In 2011, HIV-infected mothers gave birth to 1980 children; 198 children were confirmed to be HIV-positive. The area of vertical (mother-to-child) HIV transmission is where the highest progress was achieved in Belarus and the post-Soviet states.
This number could be even lower, as drugs are available to minimise the dangers of infection. However, Belarusian health care professionals lack clinical protocols or specialised knowledge on the prevention of HIV transmission from pregnant mothers to children.
According Positive Movement, HIV-infected women face particularly acute prejudice and humiliation due to the absence of gender-sensitive approach in treatment of HIV-infective patients. In the programmes on reproductive and sexual health, no special treatment is reserved for female drug users, which is probably why women drug users are less likely than men to resort to programmes of HIV-prevention.
Women drug-users who have children are also affected by the implementation of Decree No. 18 “On the additional measures of state protection of children in problem families”. The decree imposes nearly impossible conditions on the women who hope to retain custody of their children and at the same time provides no help in fulfilling these conditions.
Developing a humane approach to fighting the disease
It is important to acknowledge some progress in addressing the problem. In August 2012 HIV-positive people in several cities were able to get free condoms, and since 2009 HIV testing can be conducted anonymously. Furthermore, а campaign to rebrand HIV and AIDS and disband some popular stereotypes about the disease is underway. I
n 2008 the Ministry of Education with UNESCO involvement adopted a concept for HIV prevention in educational institutions and reported an increase in the percentage of schools providing HIV prevention education from 80% to 86%. In comparison to Ukraine and Russia, the prevalence of the HIV epidemic in the general population is low in Belarus.

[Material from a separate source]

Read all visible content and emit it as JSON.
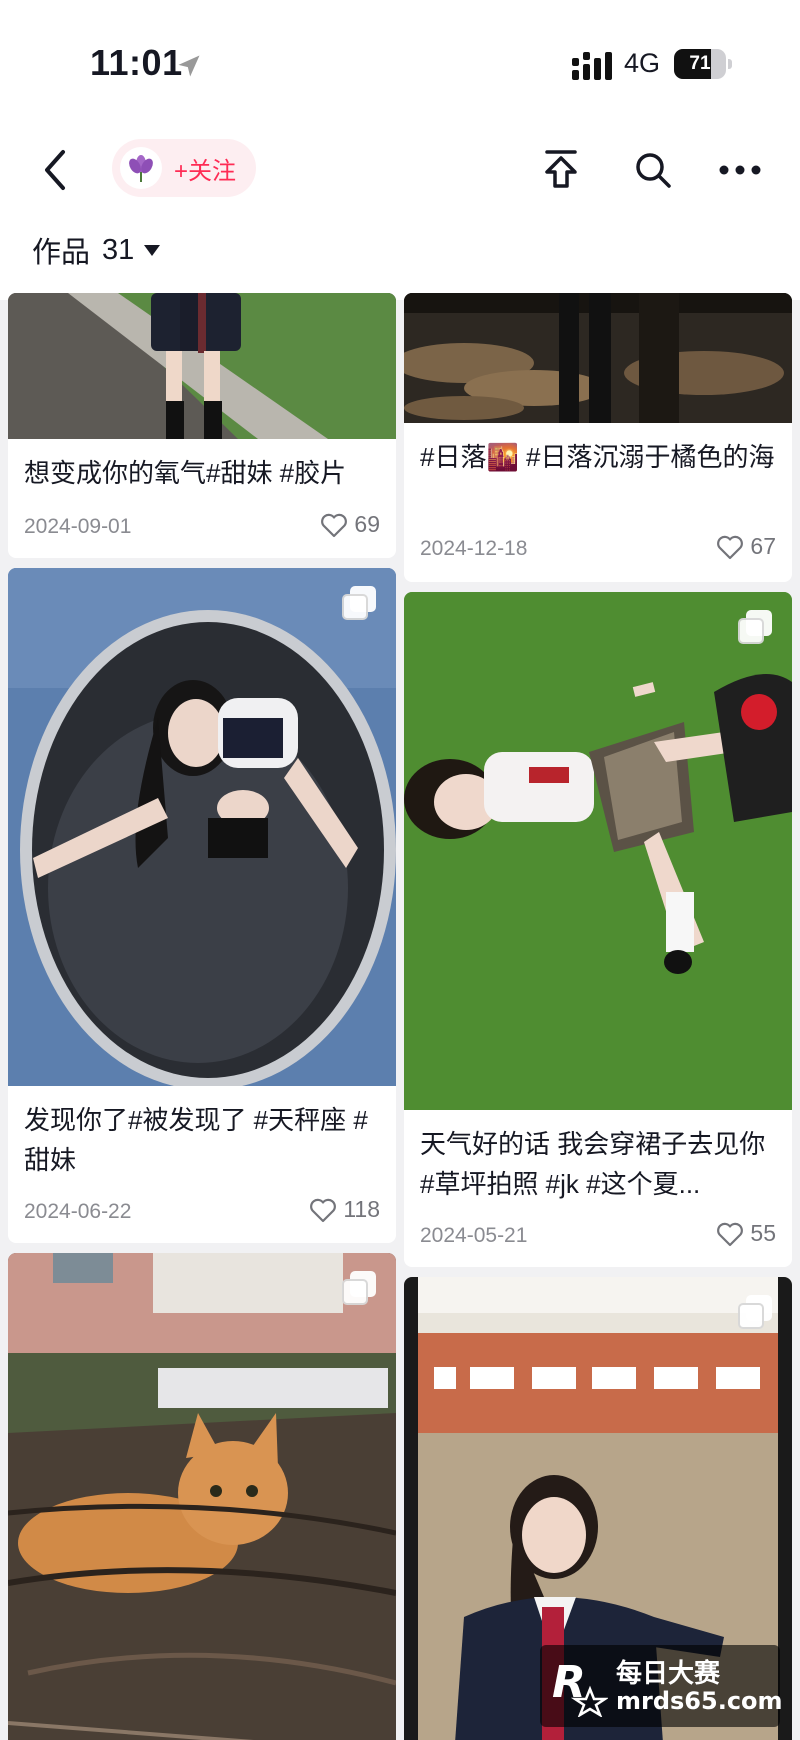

However, a lot more remains to be done. First of all, it is important to design laws that will prevent stigmatisation of the HIV-infected people and encourage injection drug users, a risk category for HIV infection, to undergo treatment and rehabilitation.
Second, a gender-sensitive approach to injection drug users and HIV-infected women is long overdue. HIV-infected women are particularly vulnerable to discrimination and stigmatisation, including due to the implementation of Decree No. 18.

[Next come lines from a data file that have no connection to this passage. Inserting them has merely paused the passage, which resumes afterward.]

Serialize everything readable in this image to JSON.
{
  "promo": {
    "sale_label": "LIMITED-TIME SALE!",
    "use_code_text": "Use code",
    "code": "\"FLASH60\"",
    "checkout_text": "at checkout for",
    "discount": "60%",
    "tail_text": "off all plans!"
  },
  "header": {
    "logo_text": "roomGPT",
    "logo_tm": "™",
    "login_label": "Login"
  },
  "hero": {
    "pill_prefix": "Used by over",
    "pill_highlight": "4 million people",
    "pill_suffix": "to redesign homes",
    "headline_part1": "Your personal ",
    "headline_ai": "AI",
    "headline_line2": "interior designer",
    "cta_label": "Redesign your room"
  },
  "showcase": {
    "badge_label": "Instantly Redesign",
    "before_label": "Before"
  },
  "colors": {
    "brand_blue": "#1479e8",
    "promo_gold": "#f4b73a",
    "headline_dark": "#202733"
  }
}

Third, education and training of the police, state officials, and health personnel is crucial to address the stigma and encourage people to seek treatment Doctors need to be educated about the transmission of AIDS from mothers to children and prepared for addressing the needs of pregnant women drug-users.
All of these goals can be easily accomplished, if the government recognises the problem and musters the will to resolve it.